“Then, they sort between the gestic heritage, the characteristics and natures of individuals, to obtain a distinct quality from a social group in its past and present. It appears from this process that the collective character in this approach has its peculiarity in its ability to reach people and unite with them. Rather, it pulled them into the work and lured their memories with that spontaneity in narration, expression and gesture.”
According to Theatrical Arts magazine, the troupe tried in its experiment to “avoid the scene of the intellectual who teaches the illiterate people and makes them feel that he is teaching them, as the show starts with an introduction between friends. Instead, the performance starts with equal people who witness the same events and remember forgotten incidents. This theatre does not teach people. It draws their attention to the power that lies within them.”
Khaleda Saeed says: “the Al-Hakawati troupe neither writes nor records history. Instead, it is a mediation platform through which the group writes and records history. Writing arises from day to day lives, individuals, daily worries, and memories. In this regard, the artist does not compose content about the group, nor represent on their behalf their dreams and aspirations, rather the work is based on the advancement of the people’s voice from the margins to the axis.” In other words, the troupe was able to achieve what was necessary as mentioned in its statement, which is “starting from realistic scenes, characters, and sensual events, and transforming them artistically by discovering methods of performance stemming from original taste and imagination.”
A Subjective Equivalent to Lebanon
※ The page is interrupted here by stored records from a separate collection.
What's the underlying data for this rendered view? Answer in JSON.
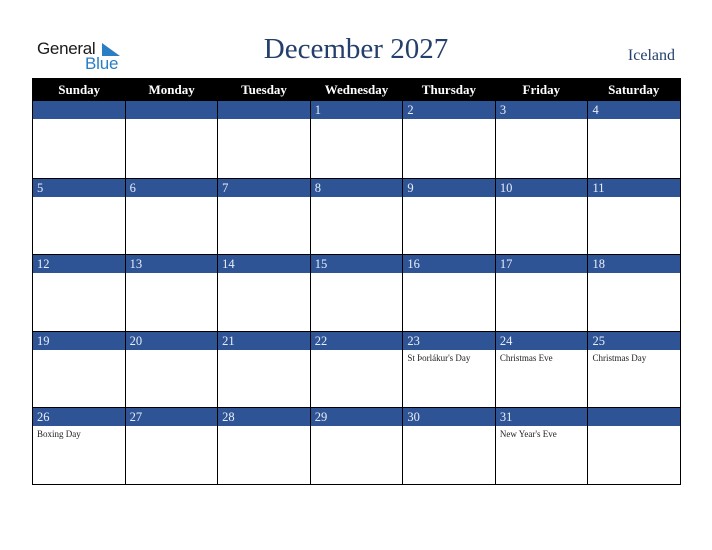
{
  "logo": {
    "line1": "General",
    "line2": "Blue",
    "icon": "triangle-flag-icon"
  },
  "header": {
    "title": "December 2027",
    "country": "Iceland"
  },
  "colors": {
    "band": "#2f5496",
    "title": "#243f6b",
    "header_bg": "#000000",
    "logo_blue": "#2a7ec4"
  },
  "weekdays": [
    "Sunday",
    "Monday",
    "Tuesday",
    "Wednesday",
    "Thursday",
    "Friday",
    "Saturday"
  ],
  "weeks": [
    [
      {
        "day": "",
        "holiday": ""
      },
      {
        "day": "",
        "holiday": ""
      },
      {
        "day": "",
        "holiday": ""
      },
      {
        "day": "1",
        "holiday": ""
      },
      {
        "day": "2",
        "holiday": ""
      },
      {
        "day": "3",
        "holiday": ""
      },
      {
        "day": "4",
        "holiday": ""
      }
    ],
    [
      {
        "day": "5",
        "holiday": ""
      },
      {
        "day": "6",
        "holiday": ""
      },
      {
        "day": "7",
        "holiday": ""
      },
      {
        "day": "8",
        "holiday": ""
      },
      {
        "day": "9",
        "holiday": ""
      },
      {
        "day": "10",
        "holiday": ""
      },
      {
        "day": "11",
        "holiday": ""
      }
    ],
    [
      {
        "day": "12",
        "holiday": ""
      },
      {
        "day": "13",
        "holiday": ""
      },
      {
        "day": "14",
        "holiday": ""
      },
      {
        "day": "15",
        "holiday": ""
      },
      {
        "day": "16",
        "holiday": ""
      },
      {
        "day": "17",
        "holiday": ""
      },
      {
        "day": "18",
        "holiday": ""
      }
    ],
    [
      {
        "day": "19",
        "holiday": ""
      },
      {
        "day": "20",
        "holiday": ""
      },
      {
        "day": "21",
        "holiday": ""
      },
      {
        "day": "22",
        "holiday": ""
      },
      {
        "day": "23",
        "holiday": "St Þorlákur's Day"
      },
      {
        "day": "24",
        "holiday": "Christmas Eve"
      },
      {
        "day": "25",
        "holiday": "Christmas Day"
      }
    ],
    [
      {
        "day": "26",
        "holiday": "Boxing Day"
      },
      {
        "day": "27",
        "holiday": ""
      },
      {
        "day": "28",
        "holiday": ""
      },
      {
        "day": "29",
        "holiday": ""
      },
      {
        "day": "30",
        "holiday": ""
      },
      {
        "day": "31",
        "holiday": "New Year's Eve"
      },
      {
        "day": "",
        "holiday": ""
      }
    ]
  ]
}
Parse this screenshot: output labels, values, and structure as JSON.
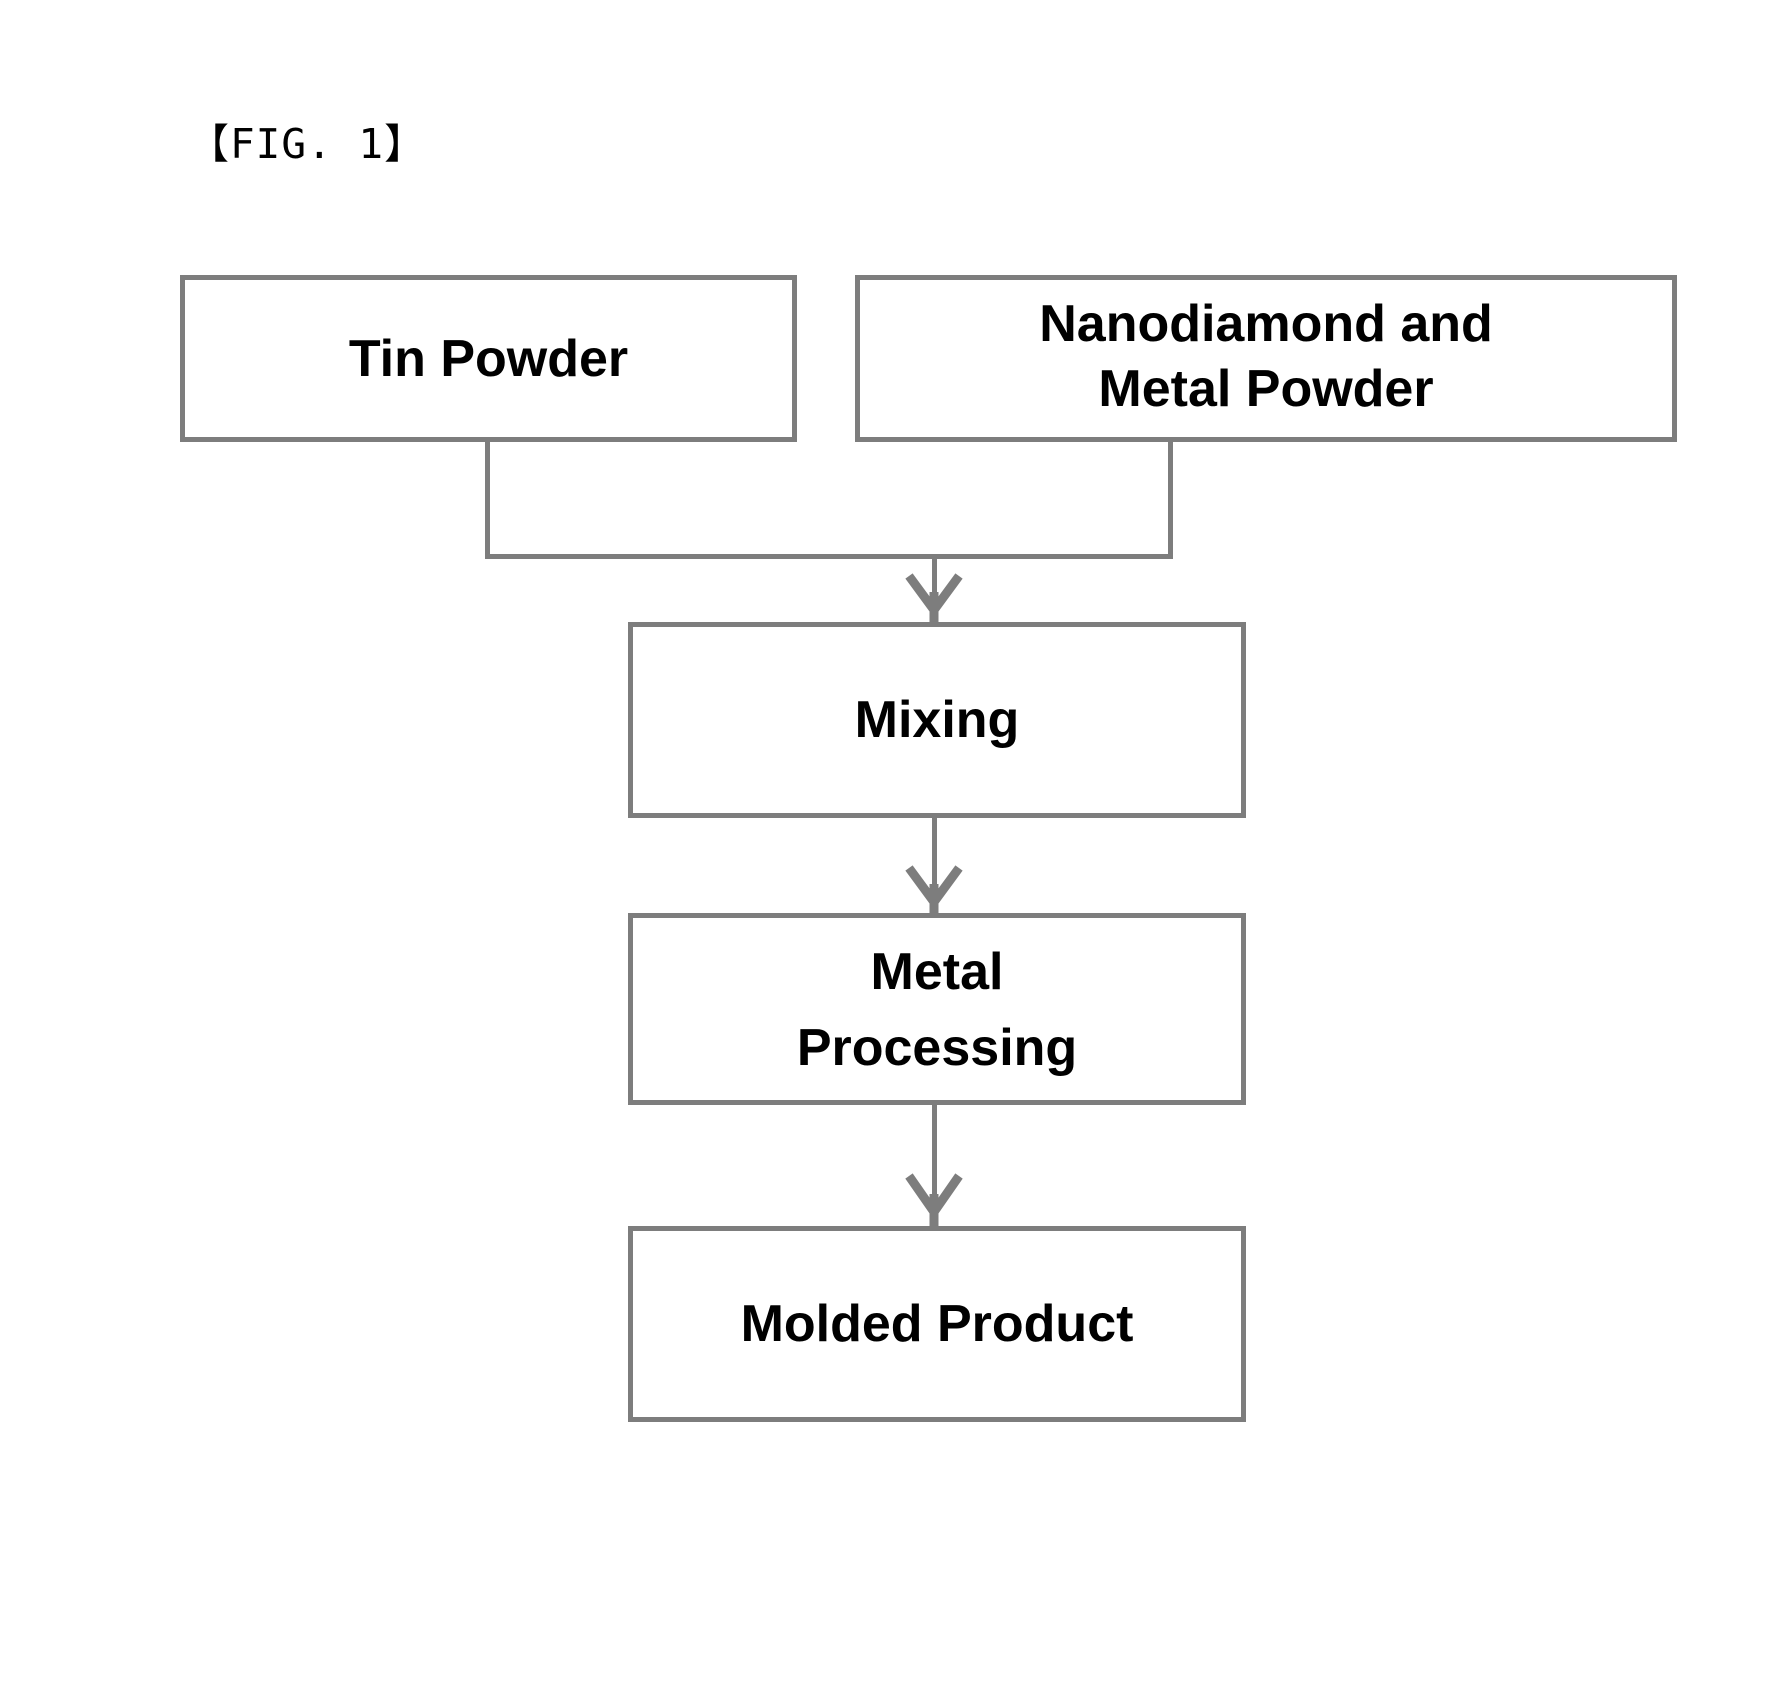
{
  "figure": {
    "label": "【FIG. 1】",
    "caption_text": "FIG. 1",
    "type": "process-flow-diagram",
    "background_color": "#ffffff",
    "line_color": "#7d7d7d",
    "text_color": "#000000"
  },
  "nodes": {
    "tin_powder": {
      "id": "tin-powder",
      "label": "Tin Powder",
      "lines": [
        "Tin Powder"
      ]
    },
    "nanodiamond_metal_powder": {
      "id": "nanodiamond-and-metal-powder",
      "label": "Nanodiamond and Metal Powder",
      "lines": [
        "Nanodiamond and",
        "Metal Powder"
      ]
    },
    "mixing": {
      "id": "mixing",
      "label": "Mixing",
      "lines": [
        "Mixing"
      ]
    },
    "metal_processing": {
      "id": "metal-processing",
      "label": "Metal Processing",
      "lines": [
        "Metal",
        "Processing"
      ]
    },
    "molded_product": {
      "id": "molded-product",
      "label": "Molded Product",
      "lines": [
        "Molded Product"
      ]
    }
  },
  "edges": [
    {
      "from": "tin_powder",
      "to": "mixing",
      "style": "elbow-merge-arrow"
    },
    {
      "from": "nanodiamond_metal_powder",
      "to": "mixing",
      "style": "elbow-merge-arrow"
    },
    {
      "from": "mixing",
      "to": "metal_processing",
      "style": "straight-arrow"
    },
    {
      "from": "metal_processing",
      "to": "molded_product",
      "style": "straight-arrow"
    }
  ]
}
The troupe members have worked together for many years, despite the religious and cultural differences or intellectual and political affiliation. The troupe seemed equivalent to what Lebanon should have been during the Civil War and beyond. They met with a unified spirit and agreed to work collectively without a dictator director and direct leadership. Instead, each individual bears their responsibility, without anyone cancelling the other, but rather integrating with, and completing each other.
The discussion and drafting of the statement lasted two years before its release. These discussions between the troupe members grew in an atmosphere of different ideological affiliations within the group, according to Mukhtar al-Habashi, which produced a diverse unity that achieved a state of enrichment on the theatrical and humanitarian levels among the members until the Al-Hakawati theatre experiment became an authentic love experience.
Roger Assaf summarised the story of the Al-Hakawati theatre during an interview, saying: “It is a fundamental experiment because it changed the relationship of the cultural, artistic work to reality and the audience, with the recognition of those who lived through that period in Lebanon and the Arab world. It was a basic stage in which we discovered how a work of art could be rooted in reality and carry an aspect that allows people to open up and go beyond the limits of their understanding of reality, connect with history and memory, and in particular with the unwritten history carried by people’s collective memory.
“Secondly, it has to do with something outside the context in which we live, i.e., the Arab nation. The discovery of this matter through the theatre is important in the Al-Hakawati’s experience. Not to mention the theatrical form, which is related to the roots of popular culture in Lebanon, with its peculiarity that has a synonym in every Arab country. Our experience in the Al-Hakawati theatre is related to the village in Jabal Amil in the south, and it is not far from the heritage of the Arab peoples. Wherever we represented the Al-Hakawati, it was easy to communicate with the Arab masses.”